Copy every record below exactly as it stands.
#### Extracted data ####
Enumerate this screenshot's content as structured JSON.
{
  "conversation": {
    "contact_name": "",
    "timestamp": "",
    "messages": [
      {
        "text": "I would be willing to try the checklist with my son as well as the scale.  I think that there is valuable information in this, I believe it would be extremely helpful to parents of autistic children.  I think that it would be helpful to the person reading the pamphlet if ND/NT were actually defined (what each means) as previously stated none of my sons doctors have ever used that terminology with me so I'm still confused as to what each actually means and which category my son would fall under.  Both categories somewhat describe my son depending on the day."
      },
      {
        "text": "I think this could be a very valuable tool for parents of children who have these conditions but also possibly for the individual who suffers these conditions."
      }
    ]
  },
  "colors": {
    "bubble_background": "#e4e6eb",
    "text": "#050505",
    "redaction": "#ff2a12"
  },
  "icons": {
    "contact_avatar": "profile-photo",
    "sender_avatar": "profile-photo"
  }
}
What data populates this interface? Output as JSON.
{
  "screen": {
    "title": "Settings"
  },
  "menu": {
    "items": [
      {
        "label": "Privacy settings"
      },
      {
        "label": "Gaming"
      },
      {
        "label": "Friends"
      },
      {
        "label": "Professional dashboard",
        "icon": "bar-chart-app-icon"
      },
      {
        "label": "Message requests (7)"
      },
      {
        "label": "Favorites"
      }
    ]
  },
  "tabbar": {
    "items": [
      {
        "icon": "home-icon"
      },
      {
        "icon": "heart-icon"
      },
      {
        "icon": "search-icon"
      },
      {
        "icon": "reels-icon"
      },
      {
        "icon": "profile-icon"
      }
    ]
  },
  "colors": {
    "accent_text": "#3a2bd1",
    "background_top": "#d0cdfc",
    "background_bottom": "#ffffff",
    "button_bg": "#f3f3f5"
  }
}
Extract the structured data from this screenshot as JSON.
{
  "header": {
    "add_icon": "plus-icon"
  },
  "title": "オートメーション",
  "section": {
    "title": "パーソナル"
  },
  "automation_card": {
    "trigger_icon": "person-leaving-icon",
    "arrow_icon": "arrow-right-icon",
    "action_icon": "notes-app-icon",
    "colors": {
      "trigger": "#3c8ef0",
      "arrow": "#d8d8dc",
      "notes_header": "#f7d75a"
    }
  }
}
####
**Task output**
Enumerate this screenshot's content as structured JSON.
{
  "conversation": {
    "contact_name": "",
    "timestamp": "",
    "messages": [
      {
        "text": "I would be willing to try the checklist with my son as well as the scale.  I think that there is valuable information in this, I believe it would be extremely helpful to parents of autistic children.  I think that it would be helpful to the person reading the pamphlet if ND/NT were actually defined (what each means) as previously stated none of my sons doctors have ever used that terminology with me so I'm still confused as to what each actually means and which category my son would fall under.  Both categories somewhat describe my son depending on the day."
      },
      {
        "text": "I think this could be a very valuable tool for parents of children who have these conditions but also possibly for the individual who suffers these conditions."
      }
    ]
  },
  "colors": {
    "bubble_background": "#e4e6eb",
    "text": "#050505",
    "redaction": "#ff2a12"
  },
  "icons": {
    "contact_avatar": "profile-photo",
    "sender_avatar": "profile-photo"
  }
}
What data populates this interface? Output as JSON.
{
  "screen": {
    "title": "Settings"
  },
  "menu": {
    "items": [
      {
        "label": "Privacy settings"
      },
      {
        "label": "Gaming"
      },
      {
        "label": "Friends"
      },
      {
        "label": "Professional dashboard",
        "icon": "bar-chart-app-icon"
      },
      {
        "label": "Message requests (7)"
      },
      {
        "label": "Favorites"
      }
    ]
  },
  "tabbar": {
    "items": [
      {
        "icon": "home-icon"
      },
      {
        "icon": "heart-icon"
      },
      {
        "icon": "search-icon"
      },
      {
        "icon": "reels-icon"
      },
      {
        "icon": "profile-icon"
      }
    ]
  },
  "colors": {
    "accent_text": "#3a2bd1",
    "background_top": "#d0cdfc",
    "background_bottom": "#ffffff",
    "button_bg": "#f3f3f5"
  }
}
Extract the structured data from this screenshot as JSON.
{
  "header": {
    "add_icon": "plus-icon"
  },
  "title": "オートメーション",
  "section": {
    "title": "パーソナル"
  },
  "automation_card": {
    "trigger_icon": "person-leaving-icon",
    "arrow_icon": "arrow-right-icon",
    "action_icon": "notes-app-icon",
    "colors": {
      "trigger": "#3c8ef0",
      "arrow": "#d8d8dc",
      "notes_header": "#f7d75a"
    }
  }
}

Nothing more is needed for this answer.